(10) For example, Benesch himself compared the Crocker drawing to Jacob’s Dream in Berlin, (Benesch 1973 as in Literature above, no. 125), which is apparently not among the fifty-five drawings to survive the re-evaluation of the collection by Bevers. Additionally, The Prophet Elijah and the Widow Sarepta in the Louvre (Benesch 1973 as in Literature above, no. 112) is also now considered the work of a follower (Schatborn 1985 as in note 4 above, p. 16, note 3; and Bevers et al. 1991 as in note 9 above, p. 194, note 7).
Provenance: Edwin Bryant Crocker, Sacramento, by 1871; gift of his widow Margaret to the Museum, 1885
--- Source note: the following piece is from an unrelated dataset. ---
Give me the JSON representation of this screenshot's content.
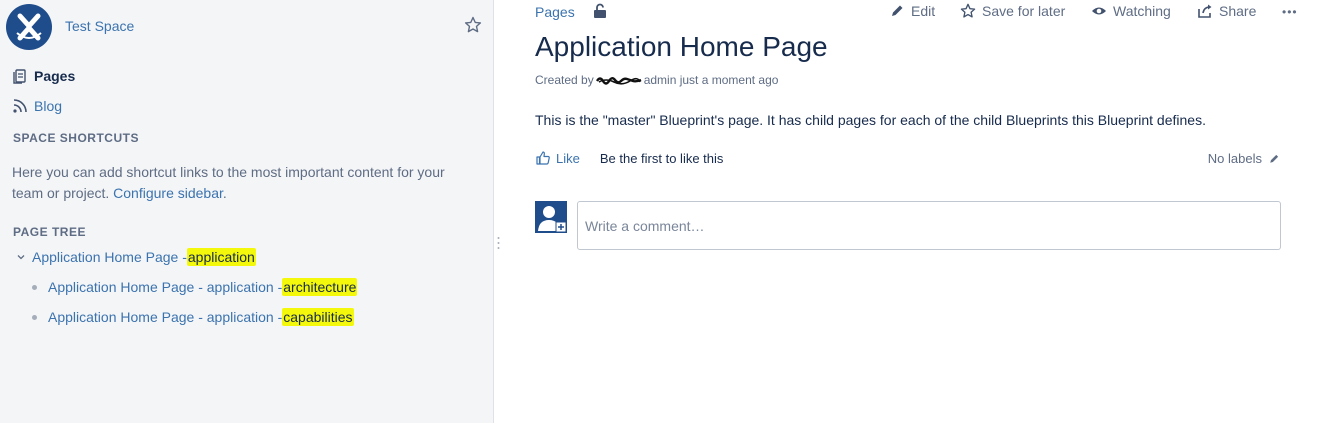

Literature: William Breazeale, with Cara Denison, Stacey Sell, and Freyda Spira, A Pioneering Collection: Master Drawings from the Crocker Art Museum, exh. cat. Sacramento and tour, 2010, no. 23; Seymour Howard et al., Saints and Sinners in Master Drawings, exh. cat. Sacramento, 1983, no. 30; Master Drawings from the E. B. Crocker Art Gallery at the Church Fine Arts Gallery, University of Nevada, Reno, exh. cat. Reno, 1978, no. 18; Otto Benesch, The Drawings of Rembrandt, 2nd ed., 1973, no. 126, fig. 146; Master Drawings from Sacramento, exh. cat. Sacramento and tour, 1971., no. 57; Crocker Art Gallery, Catalogue of the Collections, Sacramento, 1964, pp. 22, 69; Drawings of the Masters, exh. brochure, Sacramento, 1959, no. 4; Annemarie Henle, Master Drawings, an Exhibition of Drawings from American Museums and Private Collections arranged by Annemarie Henle, Palace of Fine Arts, Golden Gate International Exposition, exh. cat. San Francisco, 1940, no. 84; Annemarie Henle, "Old Master Drawings," in Golden Gate International Exposition, San Francisco, 1940, Art, Official Catalog, Palace of Fine Arts, exh. cat. San Francisco, 1940, no. 483; Numa S. Trivas, Old Master Drawings from the E. B. Crocker Collection, the Dutch and Flemish Masters, unpubl. ms., Sacramento, 1942, no. 99; Numa S. Trivas, "Lesser Known American Art Collections. I. The E. B. Crocker Art Gallery of Sacramento, California, U.S.A.," in Apollo, vol. IV, December 1940, pp. 135-137; Numa S. Trivas, “Rembrandt van Rijn (1606–1669),” Old Master Drawings, vol. XIV, nos. 54-55-56, September–March 1939-1940, pp. 57–58.